The early chapters of Ira Levin’s debut crime novel crackle and hum with the intensity of the best of James M. Cain’s work. With an economy of words and a genius for getting right to the damn point, Levin gets us right into the sick, twisted mind of a sociopath. Unfortunately, this is a premise which strains under the length requirements of even a short novel, and while Levin continually displays a penchant for psychological tension, the propulsive thrust of those early chapters is never matched.
Dorothy Kingship is a college girl with a rich father and an unexpected pregnancy. To Dorrie, who perhaps is a little immature, this just means that she and her boyfriend will have to get married and struggle to make it without her father’s money, but this is unacceptable to her boyfriend. After trying unsuccessfully to get Dorrie to have the pregnancy “taken care of”, he decides to take care of Dorrie, pushing her off the tallest building in town and making it look like a suicide.
To describe more of the plot would give too much away, but Dorrie’s boyfriend doesn’t stop there, and his callous inhumanity will shock all but the most desensitized readers.
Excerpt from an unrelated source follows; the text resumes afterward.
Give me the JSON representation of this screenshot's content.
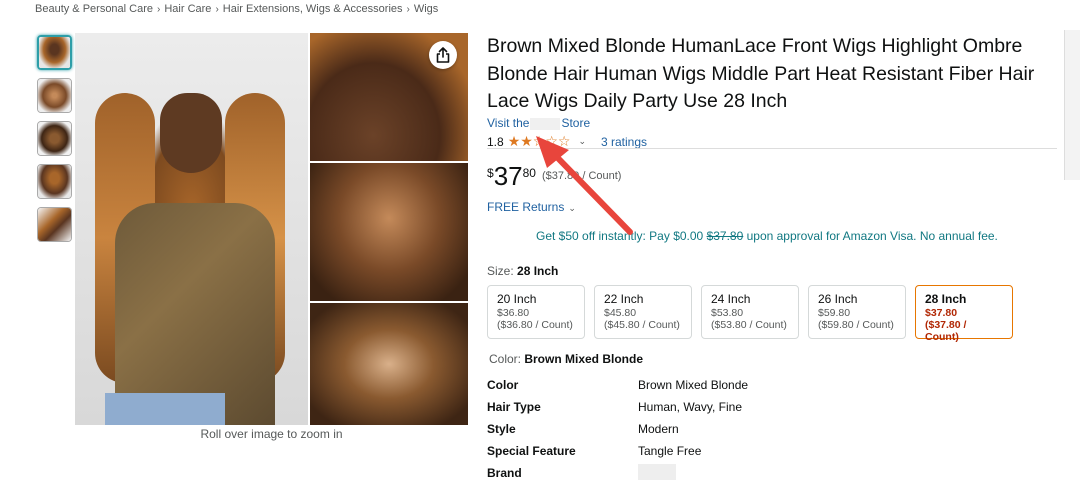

Levin convincingly portrays the mind of a striver who will stop at nothing to get what he wants, even as he struggles to create realistic non-psychotic characters to build a story around.